Amazingly, Pittsburgh also had one of the only hospitals in the country that has a treatment center for Prader-Willi syndrome, which meant a great deal to him since Madison, one of his children, has the disease. Prader-Willi, by definition, is “a genetic disorder characterized by short stature, mental retardation, hypotonia, abnormally small hands and feet, hypogonadism, and uncontrolled appetite leading to extreme obesity.”
“Is that a coincidence?” asks Hurdle concerning the location of the hospital in Pittsburgh. “God is my coincidence.”
So the Pirates chose him as their 39th manager in their 125-year history on Nov. 15, 2010.
He moved his family from Colorado to Pittsburgh, showing both management and his players his commitment to be “All-In” with the Pirates’ organization. He lives in the North Hills of Pittsburgh and interacts regularly with fans.
He became even more a part of the community by serving as chairman for a Pittsburgh charity, Wins for Kids, which helps raise money for Prader-Willi and is co-sponsored by the Pirates.
When he advises men, he encourages them to follow his example and asks, “Are you making a difference? Jesus doesn’t want a finished product. He wants to help you become a finished product. Jesus will help you become a finished product.”
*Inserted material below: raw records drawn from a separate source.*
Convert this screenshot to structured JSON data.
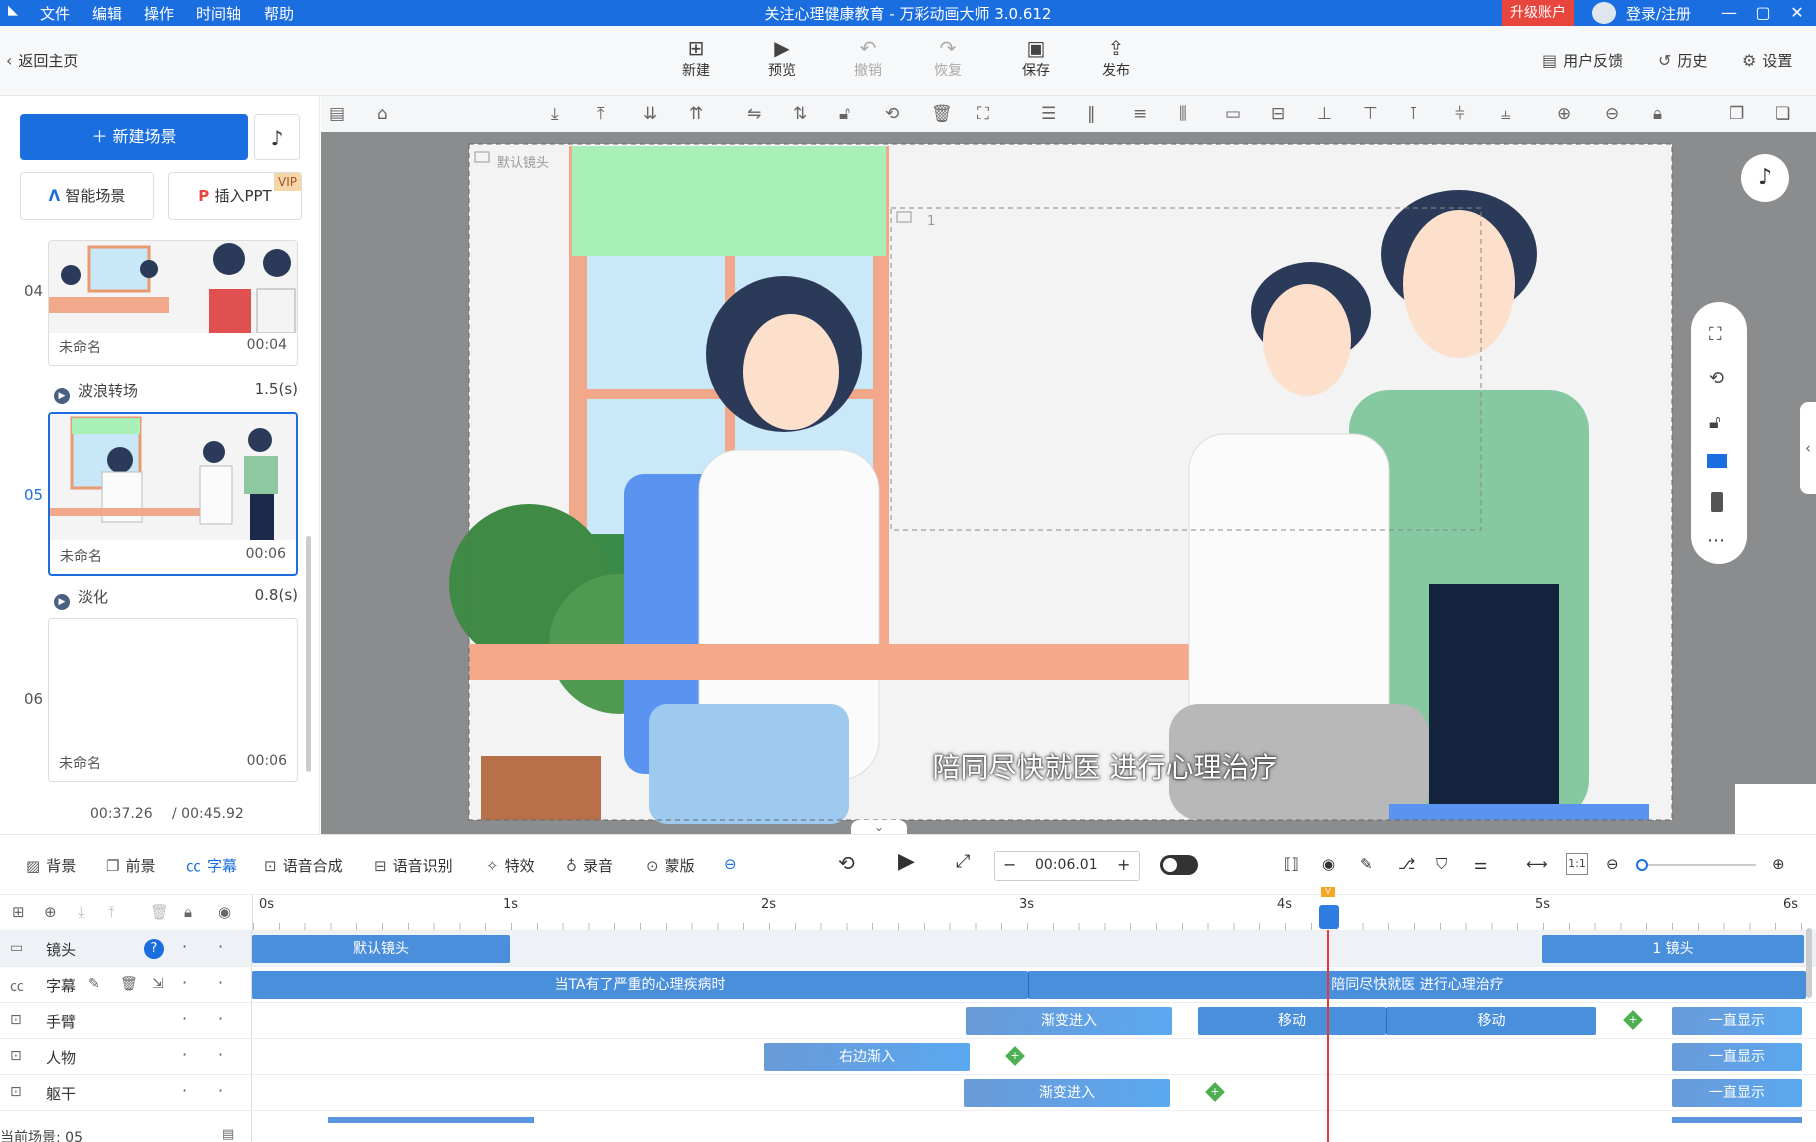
{
  "titlebar": {
    "menu": [
      "文件",
      "编辑",
      "操作",
      "时间轴",
      "帮助"
    ],
    "title": "关注心理健康教育 - 万彩动画大师 3.0.612",
    "upgrade": "升级账户",
    "login": "登录/注册"
  },
  "toolbar": {
    "back": "返回主页",
    "buttons": [
      "新建",
      "预览",
      "撤销",
      "恢复",
      "保存",
      "发布"
    ],
    "feedback": "用户反馈",
    "history": "历史",
    "settings": "设置"
  },
  "left": {
    "new_scene": "新建场景",
    "smart_scene": "智能场景",
    "insert_ppt": "插入PPT",
    "vip": "VIP",
    "scenes": [
      {
        "num": "04",
        "name": "未命名",
        "time": "00:04"
      },
      {
        "num": "05",
        "name": "未命名",
        "time": "00:06"
      },
      {
        "num": "06",
        "name": "未命名",
        "time": "00:06"
      }
    ],
    "transitions": [
      {
        "name": "波浪转场",
        "dur": "1.5(s)"
      },
      {
        "name": "淡化",
        "dur": "0.8(s)"
      }
    ],
    "time_current": "00:37.26",
    "time_total": "/ 00:45.92"
  },
  "canvas": {
    "camera_label": "默认镜头",
    "camera2_label": "1",
    "subtitle": "陪同尽快就医 进行心理治疗"
  },
  "timeline": {
    "buttons": [
      "背景",
      "前景",
      "字幕",
      "语音合成",
      "语音识别",
      "特效",
      "录音",
      "蒙版"
    ],
    "time": "00:06.01",
    "ratio": "1:1",
    "ruler": [
      "0s",
      "1s",
      "2s",
      "3s",
      "4s",
      "5s",
      "6s"
    ],
    "tracks": [
      {
        "name": "镜头",
        "clips": [
          "默认镜头",
          "1 镜头"
        ]
      },
      {
        "name": "字幕",
        "clips": [
          "当TA有了严重的心理疾病时",
          "陪同尽快就医 进行心理治疗"
        ]
      },
      {
        "name": "手臂",
        "clips": [
          "渐变进入",
          "移动",
          "移动",
          "一直显示"
        ]
      },
      {
        "name": "人物",
        "clips": [
          "右边渐入",
          "一直显示"
        ]
      },
      {
        "name": "躯干",
        "clips": [
          "渐变进入",
          "一直显示"
        ]
      }
    ],
    "current_scene": "当前场景: 05"
  },
  "colors": {
    "accent": "#1a6ee0",
    "clip": "#4a8fdc",
    "playhead": "#e53935",
    "keyframe": "#4caf50"
  }
}
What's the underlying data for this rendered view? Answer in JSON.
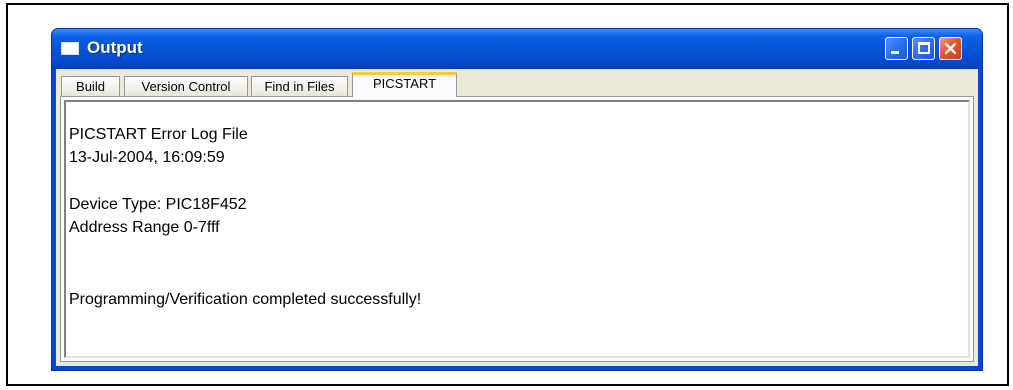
{
  "window": {
    "title": "Output"
  },
  "tabs": [
    {
      "label": "Build"
    },
    {
      "label": "Version Control"
    },
    {
      "label": "Find in Files"
    },
    {
      "label": "PICSTART"
    }
  ],
  "active_tab": "PICSTART",
  "output_lines": {
    "line1": "PICSTART Error Log File",
    "line2": "13-Jul-2004, 16:09:59",
    "line3": "Device Type: PIC18F452",
    "line4": "Address Range 0-7fff",
    "line5": "Programming/Verification completed successfully!"
  },
  "colors": {
    "titlebar": "#0653d6",
    "close_button": "#e2582e",
    "active_tab_accent": "#ffc83c",
    "client_bg": "#ece9d8"
  }
}
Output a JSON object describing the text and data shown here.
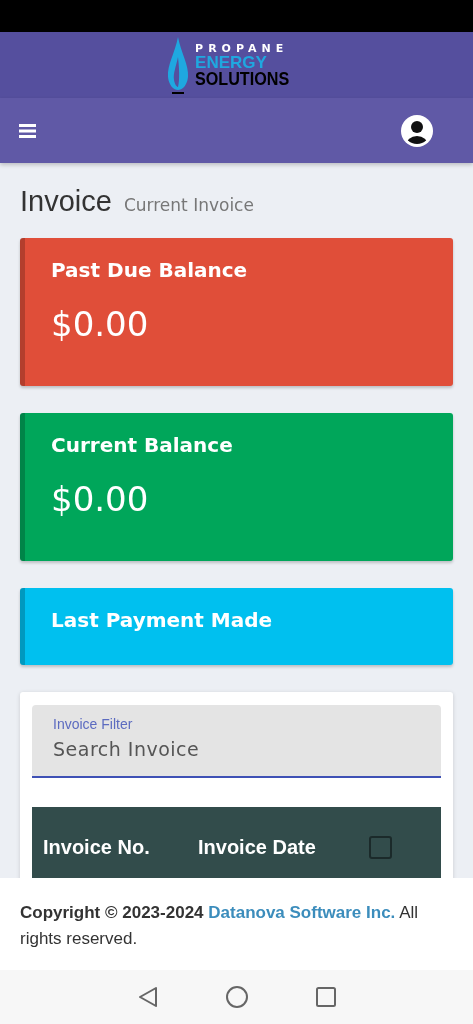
{
  "logo": {
    "line_1": "PROPANE",
    "line_2": "ENERGY",
    "line_3": "SOLUTIONS"
  },
  "page": {
    "title": "Invoice",
    "subtitle": "Current Invoice"
  },
  "cards": [
    {
      "label": "Past Due Balance",
      "amount": "$0.00",
      "color": "#e04e39"
    },
    {
      "label": "Current Balance",
      "amount": "$0.00",
      "color": "#00a65a"
    },
    {
      "label": "Last Payment Made",
      "color": "#00c0ef"
    }
  ],
  "filter": {
    "label": "Invoice Filter",
    "placeholder": "Search Invoice"
  },
  "table": {
    "columns": [
      "Invoice No.",
      "Invoice Date"
    ],
    "select_all": {
      "checked": false
    }
  },
  "footer": {
    "prefix": "**Copyright © 2023-2024**",
    "link": "Datanova Software Inc.",
    "suffix": "All rights reserved."
  }
}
By Gregory Spalding
Gregory Spalding is a freelance writer who lives in Pittsburgh, Pa.